The fall of Jajce to the Bosnian Serb army on October 29, 1992, marked the beginning of open conflict between the Muslims and Croats in central Bosnia. Until that time, the two communities had maintained an uneasy alliance against the BSA, but the tension between them grew during the course of 1991–92. The HVO and ABiH squabbled over the distribution of arms seized from the JNA, and there were numerous local incidents of violence by one group against the other. However, only in the last quarter of 1992 did Muslim-Croat disagreements begin to rise to the level of civil war.
In January, 1993, the building animosity transformed into open conflict as the ABiH, strengthened by large numbers of Muslim refugees and the arrival of the mujahideen, mounted a probing attack against their HVO allies. Muslim extremists, abetted by the Izetbegovic government and fervent nationalists within the ABiH, planned and initiated offensive action against their erstwhile ally in the hope of securing control of the key military industries and lines of communication in central Bosnia and clearing the region for the resettlement of the thousands of Muslims displaced by the fighting against the BSA elsewhere in Bosnia-Herzegovina.
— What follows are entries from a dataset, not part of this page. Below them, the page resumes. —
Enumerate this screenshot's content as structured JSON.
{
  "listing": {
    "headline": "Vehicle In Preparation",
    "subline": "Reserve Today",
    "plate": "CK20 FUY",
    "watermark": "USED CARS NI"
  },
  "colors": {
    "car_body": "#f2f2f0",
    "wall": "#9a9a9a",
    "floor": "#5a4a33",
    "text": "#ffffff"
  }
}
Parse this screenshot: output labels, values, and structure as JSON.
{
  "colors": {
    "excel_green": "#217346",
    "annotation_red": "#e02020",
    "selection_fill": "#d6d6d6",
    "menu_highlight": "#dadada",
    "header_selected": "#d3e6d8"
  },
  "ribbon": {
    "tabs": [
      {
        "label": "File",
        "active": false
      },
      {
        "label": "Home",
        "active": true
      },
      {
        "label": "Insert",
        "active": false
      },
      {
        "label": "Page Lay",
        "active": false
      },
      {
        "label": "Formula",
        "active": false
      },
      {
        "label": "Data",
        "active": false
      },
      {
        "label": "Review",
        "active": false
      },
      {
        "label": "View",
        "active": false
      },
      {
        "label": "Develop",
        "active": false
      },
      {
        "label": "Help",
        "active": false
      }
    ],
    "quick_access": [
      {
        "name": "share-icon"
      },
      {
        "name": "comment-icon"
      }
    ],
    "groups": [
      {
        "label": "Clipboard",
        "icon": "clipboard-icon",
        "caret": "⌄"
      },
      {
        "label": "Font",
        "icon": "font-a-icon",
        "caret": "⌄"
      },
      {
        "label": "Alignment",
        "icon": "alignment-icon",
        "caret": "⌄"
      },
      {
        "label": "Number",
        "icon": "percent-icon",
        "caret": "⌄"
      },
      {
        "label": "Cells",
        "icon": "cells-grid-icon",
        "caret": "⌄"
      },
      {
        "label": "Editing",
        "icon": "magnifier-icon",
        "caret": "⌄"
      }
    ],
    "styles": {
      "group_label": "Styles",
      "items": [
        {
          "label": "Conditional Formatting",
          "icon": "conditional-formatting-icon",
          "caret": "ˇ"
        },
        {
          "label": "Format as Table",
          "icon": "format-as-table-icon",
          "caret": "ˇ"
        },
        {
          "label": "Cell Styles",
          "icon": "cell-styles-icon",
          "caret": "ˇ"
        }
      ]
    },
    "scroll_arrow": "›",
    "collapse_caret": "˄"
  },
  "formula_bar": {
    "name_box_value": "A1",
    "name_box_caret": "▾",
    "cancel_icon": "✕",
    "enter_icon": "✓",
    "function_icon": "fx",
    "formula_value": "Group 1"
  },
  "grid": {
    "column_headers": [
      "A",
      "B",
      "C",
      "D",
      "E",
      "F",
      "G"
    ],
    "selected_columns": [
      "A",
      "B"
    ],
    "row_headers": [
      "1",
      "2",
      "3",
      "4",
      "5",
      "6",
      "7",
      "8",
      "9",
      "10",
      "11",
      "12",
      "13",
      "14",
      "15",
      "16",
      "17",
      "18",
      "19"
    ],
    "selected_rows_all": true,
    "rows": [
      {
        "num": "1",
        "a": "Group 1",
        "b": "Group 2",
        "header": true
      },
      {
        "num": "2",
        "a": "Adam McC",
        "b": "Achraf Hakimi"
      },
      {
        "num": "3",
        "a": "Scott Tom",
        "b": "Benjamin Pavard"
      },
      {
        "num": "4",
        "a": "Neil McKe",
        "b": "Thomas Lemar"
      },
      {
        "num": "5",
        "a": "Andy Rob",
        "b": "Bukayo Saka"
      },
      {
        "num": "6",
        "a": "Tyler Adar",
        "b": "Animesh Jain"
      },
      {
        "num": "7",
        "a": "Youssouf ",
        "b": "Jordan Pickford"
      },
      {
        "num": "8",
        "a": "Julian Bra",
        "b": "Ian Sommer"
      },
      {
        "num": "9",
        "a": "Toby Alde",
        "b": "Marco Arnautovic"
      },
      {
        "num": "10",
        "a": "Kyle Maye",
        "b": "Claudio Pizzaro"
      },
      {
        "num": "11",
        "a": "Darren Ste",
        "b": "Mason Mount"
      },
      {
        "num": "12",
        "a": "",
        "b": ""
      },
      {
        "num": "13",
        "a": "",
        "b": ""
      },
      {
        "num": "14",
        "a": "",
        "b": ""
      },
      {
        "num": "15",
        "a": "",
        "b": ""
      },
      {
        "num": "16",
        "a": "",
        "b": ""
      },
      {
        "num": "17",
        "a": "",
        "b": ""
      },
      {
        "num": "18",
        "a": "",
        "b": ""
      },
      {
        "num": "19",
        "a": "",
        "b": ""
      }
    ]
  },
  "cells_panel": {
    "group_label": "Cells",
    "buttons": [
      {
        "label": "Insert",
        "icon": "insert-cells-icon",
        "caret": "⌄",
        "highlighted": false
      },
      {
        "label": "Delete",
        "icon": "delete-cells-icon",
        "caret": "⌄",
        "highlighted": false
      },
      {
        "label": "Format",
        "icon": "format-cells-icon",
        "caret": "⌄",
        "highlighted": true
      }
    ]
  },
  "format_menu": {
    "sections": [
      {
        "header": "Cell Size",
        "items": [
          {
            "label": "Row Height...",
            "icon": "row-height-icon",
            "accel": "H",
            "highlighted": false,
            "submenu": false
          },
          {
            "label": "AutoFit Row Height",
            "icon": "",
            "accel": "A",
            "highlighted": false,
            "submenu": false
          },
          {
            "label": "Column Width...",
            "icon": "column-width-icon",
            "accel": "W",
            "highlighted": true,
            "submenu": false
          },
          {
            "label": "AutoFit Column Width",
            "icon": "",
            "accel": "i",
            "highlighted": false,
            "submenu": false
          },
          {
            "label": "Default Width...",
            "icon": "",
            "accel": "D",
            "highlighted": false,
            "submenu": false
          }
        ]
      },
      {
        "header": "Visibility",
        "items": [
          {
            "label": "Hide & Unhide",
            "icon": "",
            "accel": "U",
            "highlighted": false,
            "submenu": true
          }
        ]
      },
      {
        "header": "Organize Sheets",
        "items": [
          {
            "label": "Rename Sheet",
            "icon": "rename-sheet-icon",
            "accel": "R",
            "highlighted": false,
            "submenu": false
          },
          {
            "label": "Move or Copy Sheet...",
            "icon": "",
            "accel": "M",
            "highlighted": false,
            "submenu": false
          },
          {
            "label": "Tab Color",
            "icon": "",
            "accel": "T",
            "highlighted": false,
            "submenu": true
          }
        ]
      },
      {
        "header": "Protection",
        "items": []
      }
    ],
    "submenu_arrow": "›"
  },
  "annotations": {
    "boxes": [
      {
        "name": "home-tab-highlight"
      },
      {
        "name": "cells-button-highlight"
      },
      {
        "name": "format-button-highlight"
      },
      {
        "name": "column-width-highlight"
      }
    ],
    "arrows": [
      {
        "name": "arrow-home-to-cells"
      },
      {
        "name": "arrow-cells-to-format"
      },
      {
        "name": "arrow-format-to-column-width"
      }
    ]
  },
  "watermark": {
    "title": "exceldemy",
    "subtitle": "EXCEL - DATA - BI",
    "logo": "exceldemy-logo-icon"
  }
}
There is, of course, no “smoking gun”—no operations plan or policy decision document—that proves beyond a doubt the ABiH planned and carried out an attack on the Croatian enclaves in central Bosnia with such objectives. The time and place at which the plan was approved, and who proposed and who approved it, remain unknown. Did a written document outlining the plan ever exist? Probably. Does a copy of that document still exist? Probably deep in the ABiH’s archives. Will it ever be produced for public scrutiny? Probably not—for rather obvious reasons. On the other hand, neither does such clear evidence exist to support the oft-repeated hypothesis of journalists, UNPROFOR and ECMM personnel, and Muslim propagandists that the HVO planned and carried out such an offensive against the Muslims. The answer to the key question of who planned and initiated the conflict between Muslims and Croats in central Bosnia can only be determined by carefully evaluating the thousands of fragments of evidence and fitting them into a coherent pattern showing means, motive, and opportunity in the same way a detective arrives at a viable reconstruction of a crime. The process is tedious, but it produces reliable results. When applied to the events in central Bosnia between November, 1992, and March, 1994, it leads to just one conclusion: only the ABiH had the